Aynsley backstamp dating
John Aynsley’s son James continued the family business with limited success, and not much is known about him except that he died in 1841 and that his second eldest child entered the pottery trade around the same time.To add confusion, the original John Aynsley’s grandson was also named John Aynsley.It will focus on Aynsley china, including a history of the company and an overview of several desirable artists who painted for Aynsley and who’s work often turns up in the marketplace.The Aynsley brand was established by John Aynsley (I) in 1775, in a small workshop in Longton, Stoke-on-Trent, Staffordshire.Two Staffordshire potters and entrepreneurs, Josiah Wedgwood and Thomas Whieldon, produced a cream colored lead-glazed earthenware, which became known by 1765 as Queen’s Ware.
Arriving at the height of the Great Depression, Tulip was no doubt an expensive luxury inaccessible to the average family and as such remains elusive to this day.
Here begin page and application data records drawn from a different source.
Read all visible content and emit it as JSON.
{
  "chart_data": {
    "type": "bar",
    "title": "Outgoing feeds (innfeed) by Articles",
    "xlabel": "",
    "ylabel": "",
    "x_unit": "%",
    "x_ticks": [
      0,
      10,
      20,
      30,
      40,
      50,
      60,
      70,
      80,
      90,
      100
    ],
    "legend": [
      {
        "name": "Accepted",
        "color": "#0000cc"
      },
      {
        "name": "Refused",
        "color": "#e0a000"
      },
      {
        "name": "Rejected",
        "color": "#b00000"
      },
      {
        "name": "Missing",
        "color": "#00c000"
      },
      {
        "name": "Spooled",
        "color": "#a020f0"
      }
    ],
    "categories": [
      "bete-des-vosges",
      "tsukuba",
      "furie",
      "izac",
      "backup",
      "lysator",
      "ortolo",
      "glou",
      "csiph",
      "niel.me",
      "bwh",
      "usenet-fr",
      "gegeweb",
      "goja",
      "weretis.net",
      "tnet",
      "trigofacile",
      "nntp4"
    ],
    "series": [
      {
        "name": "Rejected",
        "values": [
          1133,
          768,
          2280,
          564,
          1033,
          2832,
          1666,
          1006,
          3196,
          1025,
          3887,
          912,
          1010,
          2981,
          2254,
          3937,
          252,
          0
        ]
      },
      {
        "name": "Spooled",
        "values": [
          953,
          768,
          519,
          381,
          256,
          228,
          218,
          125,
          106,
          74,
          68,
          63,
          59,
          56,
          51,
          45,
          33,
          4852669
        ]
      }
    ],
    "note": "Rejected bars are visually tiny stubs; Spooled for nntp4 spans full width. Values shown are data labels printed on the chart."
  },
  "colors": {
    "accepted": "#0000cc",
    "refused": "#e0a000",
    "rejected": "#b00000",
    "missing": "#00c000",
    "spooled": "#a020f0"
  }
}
From its initial development right up to the latter part of the 20th century, bone china was almost exclusively an English product and its production was effectively localised to the area around Stoke-on-Trent.
Most major English firms made (or still make) bone china, including Mintons, Coalport, Spode, Royal Crown Derby, Royal Doulton, Wedgwood, Worcester, and many others.
This Tulip tea service, finished in green, was offered for auction in Glasgow in 2015.
Scarcely seen as a set, this pattern is highly desirable and is often described with reference to the butterfly handles (as opposed to the pattern name) when offered for sale.
Although it is widely recognized that the fine china market has taken a hard hit in recent years, two brands remain particularly popular for their lasting designs and excellent quality.